Considerable attention has been directed, during the past decade, to the prevalence and risks of adult obesity. What is now raising substantial interest in the medical press is a global increase in the prevalence of childhood and adolescence obesity. The majority of European countries have prevalence rates of overweight and obesity higher than 10% for 10 years old girls and boys. Of even greater concern is that several countries have rates above 30% as in Greece, Italy or Malta1,2. It is also clear that there are substantial geographical variations in the prevalence with Eastern and Southern European countries having particularly high levels.
The definitions of overweight and obesity in children differ between epidemiological studies, making comparisons of cross-national prevalence data difficult. Recently, a group of world experts of the International Obesity Task Force, a committee of the International Association for the Study of Obesity, developed new standards for children that will ease comparisons of childhood obesity rates and contribute to future surveillance3.
There is still considerable debate about the reasons for the increase. Genetic factors can have a great effect on individual predisposition to obesity; however, genetics alone do not explain the dramatic increase in obesity seen in children in recent years. Looking for another explanation, experts’ attention turns to the classic energy balance equation. Is the amount of calories kids eat in balance with their physical activity? Childhood obesity, just like adult obesity, is the consequence of an imbalance between calories consumed and expended; an imbalance that has resulted from gradual changes in a complex set of social factors that influence how children eat, exercise and play. Only a small percentage of obese children can attribute their problem to endocrine disorder or other underlying physical problem.

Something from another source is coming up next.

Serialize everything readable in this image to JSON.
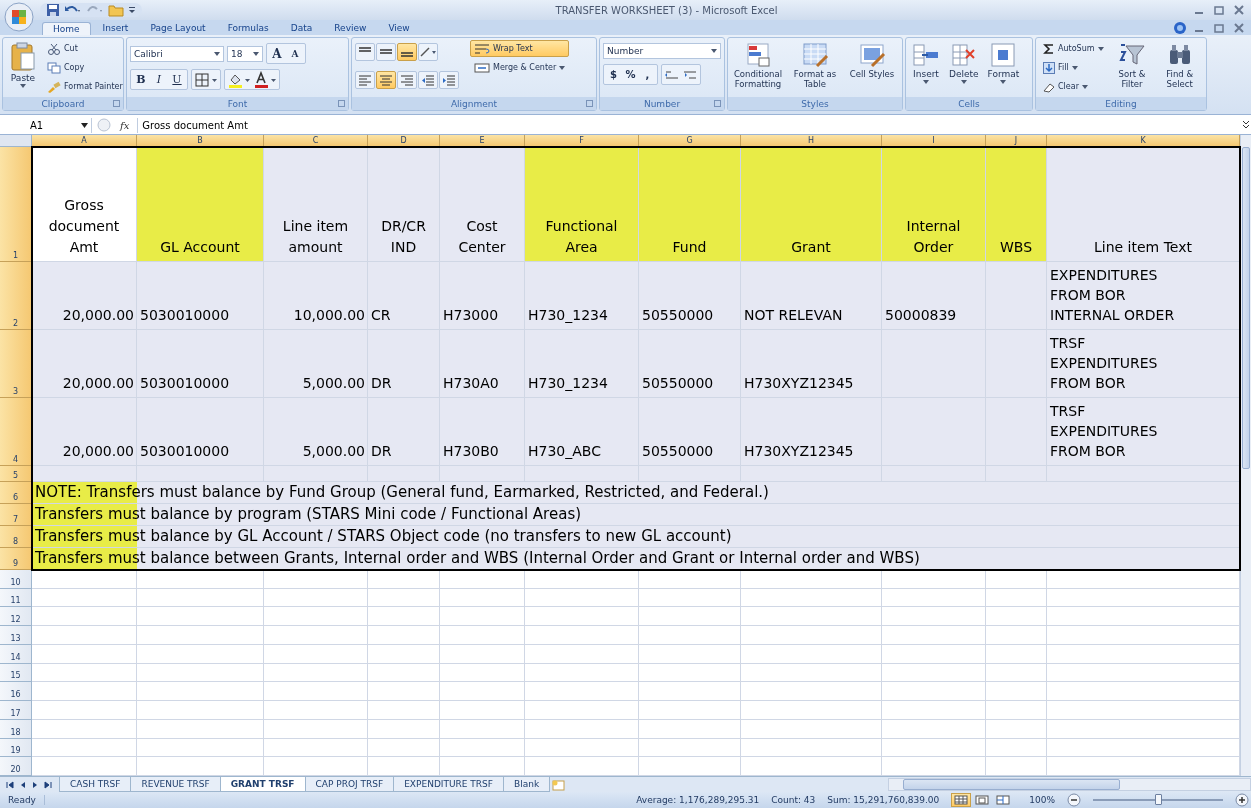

Previously it had been assumed, that in children excess weight was benign, a fat child meant a healthy child. Now it is clear that there are several immediate and delayed problems associated with obesity in childhood (Table 1).
Apart from physical and emotional problems arising in childhood, longitudinal studies have demonstrated that teenage obesity is a strong predictor of adult obesity, particularly when the parents are also obese. Obesity also occurs earlier in life, producing not only greater disease risks but also a greater social and economic problem.
Table 1: Potential complications of childhood obesity
|Early physical problems ||Type 2 diabetes, early puberty, sleep apnoea, liver problems, hypertension, disorders in blood lipids (triglycerides and cholesterol), arterial changes, gallstones, flat feet. |
|Early psychological problems ||Negative self image, low self esteem, social stigma |
|Increased risk of adult obesity and its problems, physical, social and psychological ||Early onset cardiovascular disorders, metabolic syndrome |
Reference: Ebbeling et al., Lancet 2002
For all these reasons, halting the rise in the incidence of excess weight in children is a public health priority.
As with adult excess weight, rather than fight the condition, it would be more effective to prevent it. In a later article, the methods of prevention and the results that may be expected will be considered.
- Eufic-site: EU Initiatives - HELENA / IDEFICS
- IOTF (www.iotf.org/childhood/euappendix.htm)
- Livingstone MBE. 2000. Epidemiology of childhood obesity in Europe. European Journal of Pediatrics 159 (Suppl. 1): s14-s34.
- Reilly JJ, Dorosty AR, Emmett PM. 1999. Prevalence of overweight and obesity in British children: cohort study British Medical Journal. 319: 1039.
- Ebbeling CB, Pawlak DB, Ludwig DS (2002). Childhood obesity: public-health crisis, common sense cure. Lancet, 360: 473-82.
- Fruhbeck G. 2000. Childhood obesity: time for action, not complacency. British Medical Journal 320: 328-329.